Bluebird bio (BLUE)
Bluebird bio (NASDAQ:BLUE) fell about 12% in the last week alone, on no company-specific news. Just as markets quickly forgot the strong quarterly earnings report for the other biotech stocks mentioned, investors did the same with BLUE stock.
Bluebird expects LentiGlobin in TDT, a gene therapy, to win approval in 2019. But the company said the launch will be country-by-country progressive in Europe. The upside of this approach is that the company will not commit any major hiccups on the launch. The downside is that the revenue growth from sales will be slow. However, this should not concern investors who have a long-term time horizon in mind.

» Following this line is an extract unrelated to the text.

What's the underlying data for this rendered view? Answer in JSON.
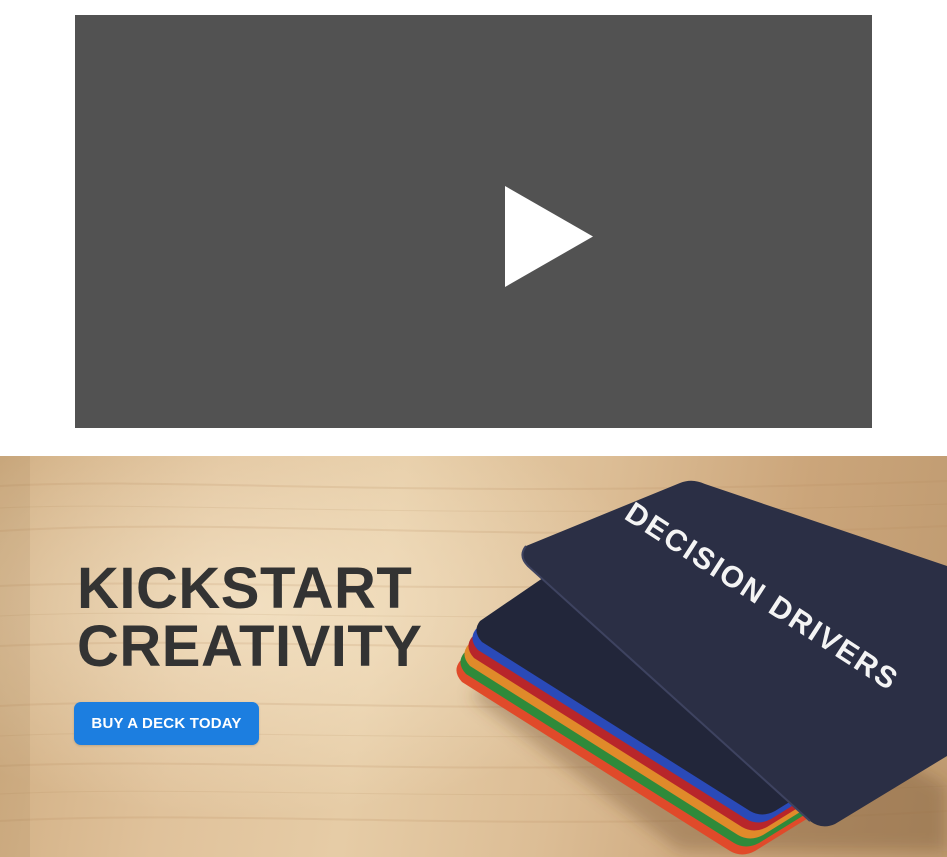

Last December 2018, the company presented new data for LentiGlobin in patients with transfusion-dependent β-thalassemia (TDT). It also discussed results for its Phase 1/2 HGB-206 study. And in November 2018, it completed enrollment for its Phase 2 study evaluating the efficacy and safety of bb2121 in patients with relapsed/refractory multiple myeloma.
Bluebird ended the fourth quarter with $1.9 billion in cash equivalents and marketable securities. With the most recent cash raise of $600.6 million in July 2018, the company is unlikely to issue any more shares in the short-term. Instead, the company may invest prudently in its clinical studies to advance drug development. Any good news from these studies will drive the stock price back to yearly highs.
Disclosure: As of this writing, the author did not hold a position in any of the aforementioned securities.